**Problem description**
Look through the material that follows and show every line with the string "Residential".

**Supplied records**
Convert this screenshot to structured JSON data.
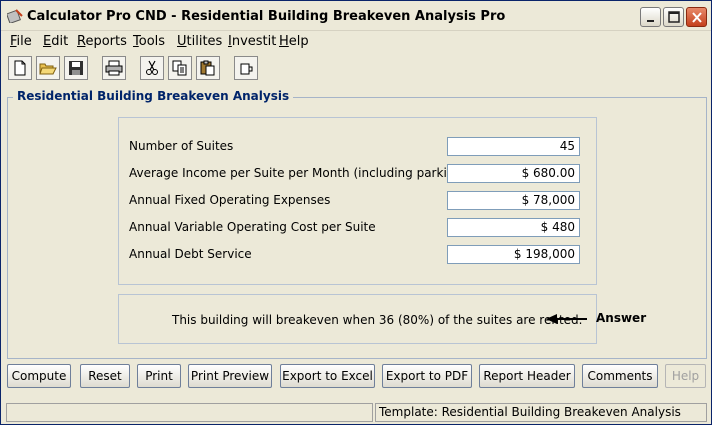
{
  "window": {
    "title": "Calculator Pro CND - Residential Building Breakeven Analysis Pro"
  },
  "menu": {
    "items": [
      {
        "mnemonic": "F",
        "rest": "ile"
      },
      {
        "mnemonic": "E",
        "rest": "dit"
      },
      {
        "mnemonic": "R",
        "rest": "eports"
      },
      {
        "mnemonic": "T",
        "rest": "ools"
      },
      {
        "mnemonic": "U",
        "rest": "tilites"
      },
      {
        "mnemonic": "I",
        "rest": "nvestit"
      },
      {
        "mnemonic": "H",
        "rest": "elp"
      }
    ]
  },
  "toolbar": {
    "icons": [
      "new-file-icon",
      "open-folder-icon",
      "save-icon",
      "print-icon",
      "cut-icon",
      "copy-icon",
      "paste-icon",
      "export-icon"
    ]
  },
  "panel": {
    "title": "Residential Building Breakeven Analysis"
  },
  "fields": [
    {
      "label": "Number of Suites",
      "value": "45"
    },
    {
      "label": "Average Income per Suite per Month (including parking)",
      "value": "$ 680.00"
    },
    {
      "label": "Annual Fixed Operating Expenses",
      "value": "$ 78,000"
    },
    {
      "label": "Annual Variable Operating Cost per Suite",
      "value": "$ 480"
    },
    {
      "label": "Annual Debt Service",
      "value": "$ 198,000"
    }
  ],
  "answer": {
    "text": "This building will breakeven when 36 (80%) of the suites are rented.",
    "label": "Answer"
  },
  "buttons": {
    "compute": "Compute",
    "reset": "Reset",
    "print": "Print",
    "print_preview": "Print Preview",
    "export_excel": "Export to Excel",
    "export_pdf": "Export to PDF",
    "report_header": "Report Header",
    "comments": "Comments",
    "help": "Help"
  },
  "status": {
    "left": "",
    "template": "Template: Residential Building Breakeven Analysis"
  }
}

**Output of the task**
    "title": "Calculator Pro CND - Residential Building Breakeven Analysis Pro"
    "title": "Residential Building Breakeven Analysis"
    "template": "Template: Residential Building Breakeven Analysis"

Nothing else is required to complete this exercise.